- Inflate tires to the maximum pressure (on the sidewalls) to minimize the chance of flat spotting, obviously deflating to the correct pressure before leaving the lot.
- But this isn’t a big deal: if they flat spot, I reckon they’ll right themselves after a few minutes on the highway. But whatever…
- Disconnect the battery yourself.
- If the battery is several years old/weakened, don’t bother and instead snag a discount on a new one from the dealer.
- Put up a thick, reflective windshield visor so the interior doesn’t get baked.
- Avoid car covers: that’s asking for someone to hop the fence, grab a stone and well… you know.
- You can start (driving isn’t needed) the vehicle yourself and add fuel stabilizer, but neither is necessary during a six month window.
- Depending on the service center’s capacity (lot size, staffing, workload, morale, etc.), don’t expect them to periodically start/run your Fusion, the person tasked with that duty will not be thrilled to partake, as they won’t be incentivized to do so. I wouldn’t even open that door, literally.
#Airbag #AirbagDanger #AirbagRecall #FordDealerships #FordFusion #Takata #TakataAirbagInflators #TakataAirbagRecall #VehicleRecall
More by Sajeev Mehta
Published May 25th, 2018 8:00 AM
Latest Car ReviewsRead more
Latest Product ReviewsRead more
- Scott What people want is the Jetson Car sound.This has come up before.
- Joerg I just bought a Corolla Cross Hybrid SE a few weeks ago, and I regret it. But not for any of the reasons stated so far.

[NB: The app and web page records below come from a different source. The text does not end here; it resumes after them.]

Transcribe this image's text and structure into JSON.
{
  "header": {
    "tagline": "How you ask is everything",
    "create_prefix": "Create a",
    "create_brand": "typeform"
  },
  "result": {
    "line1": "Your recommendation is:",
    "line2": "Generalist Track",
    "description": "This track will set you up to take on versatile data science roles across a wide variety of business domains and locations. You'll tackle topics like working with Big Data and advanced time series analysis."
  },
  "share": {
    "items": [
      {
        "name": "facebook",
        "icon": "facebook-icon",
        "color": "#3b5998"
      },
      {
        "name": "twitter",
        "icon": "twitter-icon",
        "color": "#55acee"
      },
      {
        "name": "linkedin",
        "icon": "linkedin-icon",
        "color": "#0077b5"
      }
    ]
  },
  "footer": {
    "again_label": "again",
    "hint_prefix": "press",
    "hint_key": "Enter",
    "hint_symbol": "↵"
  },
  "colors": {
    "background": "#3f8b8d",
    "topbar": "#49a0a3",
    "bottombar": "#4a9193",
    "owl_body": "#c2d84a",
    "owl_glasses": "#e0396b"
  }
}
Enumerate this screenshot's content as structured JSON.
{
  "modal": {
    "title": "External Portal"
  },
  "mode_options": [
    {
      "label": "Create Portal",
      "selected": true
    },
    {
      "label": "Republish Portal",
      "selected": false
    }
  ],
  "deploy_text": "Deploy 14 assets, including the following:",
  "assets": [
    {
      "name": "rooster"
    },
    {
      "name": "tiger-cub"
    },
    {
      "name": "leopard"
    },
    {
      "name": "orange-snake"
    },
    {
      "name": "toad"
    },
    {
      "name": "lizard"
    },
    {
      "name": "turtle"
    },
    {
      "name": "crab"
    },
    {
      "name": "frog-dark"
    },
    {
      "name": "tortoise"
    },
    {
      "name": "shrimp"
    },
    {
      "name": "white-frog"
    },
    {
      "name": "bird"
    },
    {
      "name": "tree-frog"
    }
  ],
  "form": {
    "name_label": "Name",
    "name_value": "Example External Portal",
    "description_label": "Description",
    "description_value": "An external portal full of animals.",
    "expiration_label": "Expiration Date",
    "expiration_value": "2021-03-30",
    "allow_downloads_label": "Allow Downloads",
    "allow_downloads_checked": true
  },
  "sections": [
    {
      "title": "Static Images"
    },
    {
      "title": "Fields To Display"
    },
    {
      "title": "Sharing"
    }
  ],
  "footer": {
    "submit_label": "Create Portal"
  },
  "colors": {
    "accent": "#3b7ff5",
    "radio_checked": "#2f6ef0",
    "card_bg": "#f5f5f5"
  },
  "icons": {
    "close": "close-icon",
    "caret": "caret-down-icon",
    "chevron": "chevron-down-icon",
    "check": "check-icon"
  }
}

It drives well enough for me, gas mileage is great for a car like that, the interior is fine, nothing to complain about for normal daily use. I bought this relatively small SUV thinking it is basically just a smaller version of the RAV4 (the RAV4 felt too big for me, drives like a tank, so I never really considered it). I also considered the AWD Prius, but storage capacity is just too small (my dog would not fit in the small and low cargo space).But there are a few things that I consider critical for me, and that I thought would be a given for any SUV (and therefore did not do my due diligence before the purchase): It can’t use snow chains per the manual, nor any other snow traction devices. Even with AWD, snow chains are sometimes required where I go, or just needed to get out of a stuck situation.The roof rack capacity is only a miniscule 75 lbs, so I can’t really load my roof top box with stuff for bigger trips.Ironically, the European version allows snow chains and roof rack capacity is 165 lbs. Same for the US Prius version. What was Toyota thinking?Lastly, I don’t like that there is no spare tire, but I knew that before the purchase. But it is ridiculous that this space is just filled up with a block of foam. At least it should be made available for additional storage. In hindsight, I should have bought a RAV4. The basic LE Hybrid version would have been just about 1k more.
- MaintenanceCosts Looks like the best combination of capability, interior comfort, and subtle appearance can be achieved by taking a Laramie (crew cab, short bed, 4x4 of course) and equipping it with the Sport Appearance, Towing Technology, and Level 2 packages as well as a few standalone options. That's my pick.Rebel is too CRUSH THAT CAN BRO and Limited and up are too cowboy Cadillac.
- Xidex easier to buy a mustang that already sounds like that. love the coyote growl
- Oberkanone Shaker motor on an EV. No thanks.